SLC Schools See Big Return on Conservation Efforts

SALT LAKE CITY — Three Salt Lake City public high schools have saved more than $50,000 in energy costs thanks to the district’s Go Green Earn Green Energy Challenge. The Salt Lake City School District kicked off this inaugural conservation program in July 2013, and has since been pleased with the results.

According to a statement issued by the Salt Lake City School District, the participating schools — East High, Highland High and West High — saw an average decrease of more than 21 percent in overall energy consumption. Generally, this progress was made by taking simple steps such as turning off lights, unplugging computers and office equipment, and more closely monitoring the schools’ heating and cooling systems. When combined these savings add up to a 1.15 million pound reduction in CO2, or the equivalent of taking 115 cars off the road.

The pilot program was developed by Salt Lake City School District Superintendent McKell Withers and implemented by the district’s Energy and Resource Manager Greg Libecci. “This wasn’t rocket science,” said Libecci. “The task was simple: Save energy by turning things off when they were not in use. By paying attention to heating and cooling schedules, lights, computers, printers and copiers and turning them off when not in use or when they wouldn’t be used in the near future, we saw significant power savings.”

At each school, the program quickly garnered the support and cooperation of everyone from students to staff to the custodial pool. To participate, each school principal signed an agreement that committed their facility to greater energy use awareness. The agreement also directed school staff to select Energy Challenge Ambassadors to serve as energy liaisons, as well as a student group to help direct student body efforts. Regular conservation updates were provided by Libecci to the school communities and were displayed widely throughout the schools. Students, teachers and staff were also asked to compile a set of best practices for energy consumption and post them to a central “Go Green, Earn Green Energy Challenge” bulletin board.

“The results of this ‘Go Green’ challenge have been outstanding,” Superintendent Withers said. “With a few simple acts of conservation, we are able to direct more tax-payer funds to student learning instead of utility costs. We plan to continue this program and to continually look for additional ways to conserve energy, recycle, and reduce waste.”

As an added bonus, the district returned a generous 75 percent of the savings, which ranged from roughly $11,000 to upwards of $14,000, back to the schools.
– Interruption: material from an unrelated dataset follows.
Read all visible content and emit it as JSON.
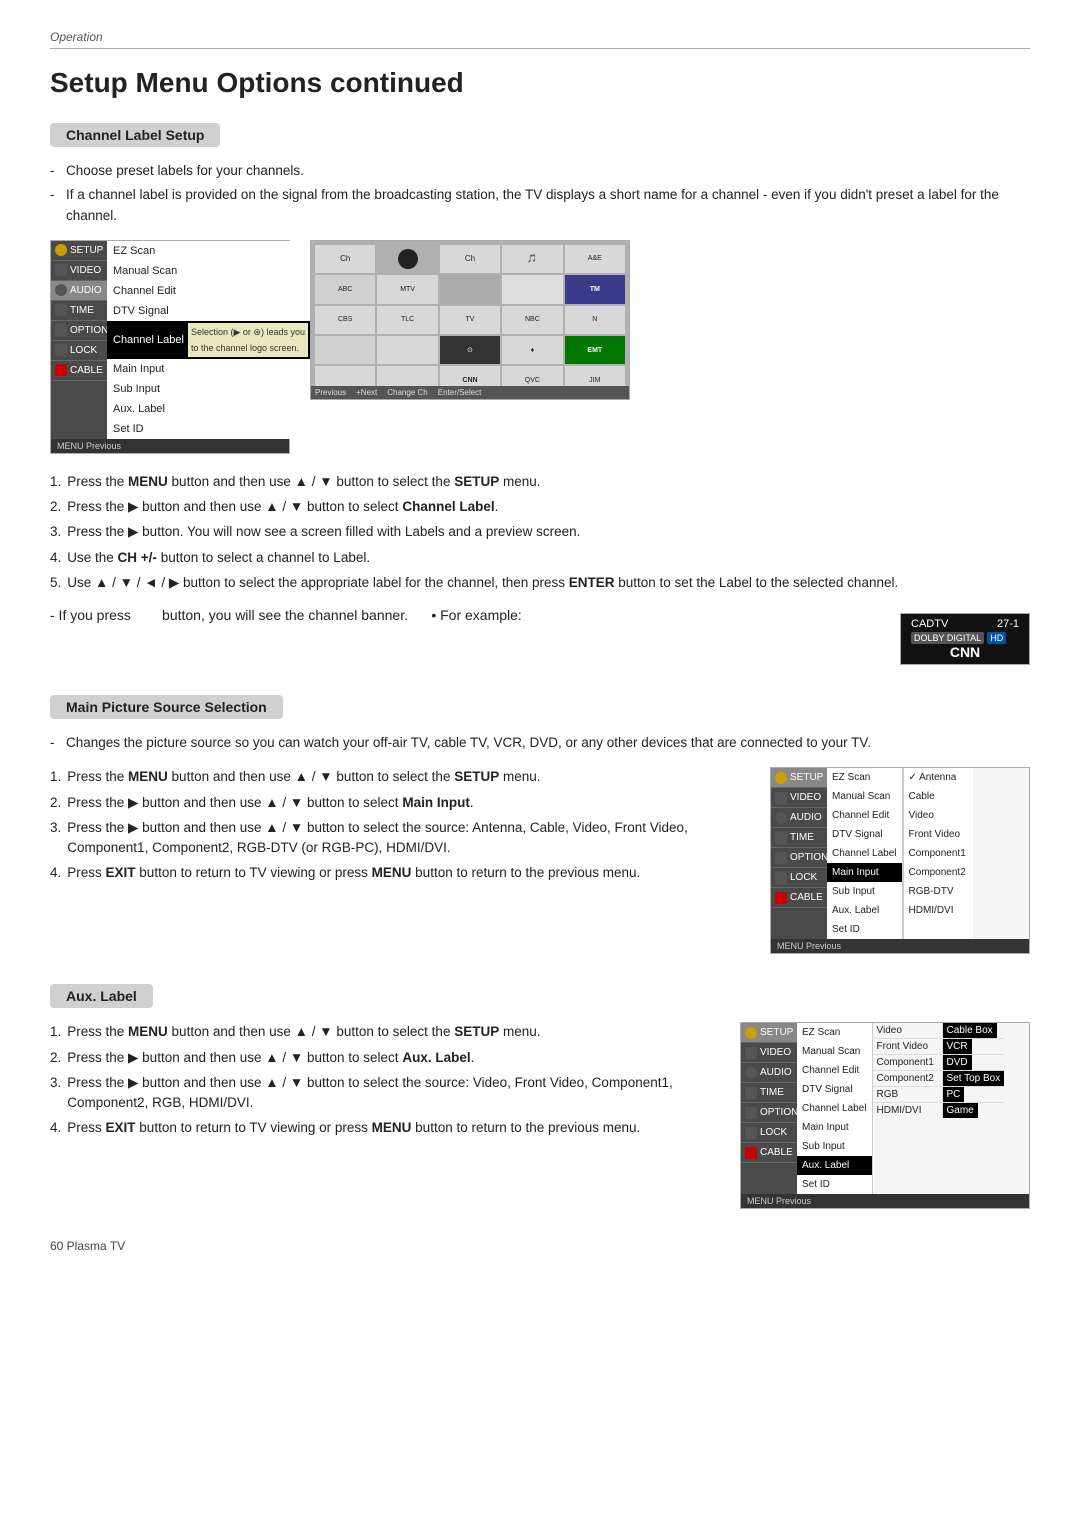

Though no plans have been announced for these additional funds, Libecci said the school principals will likely determine how the money is used.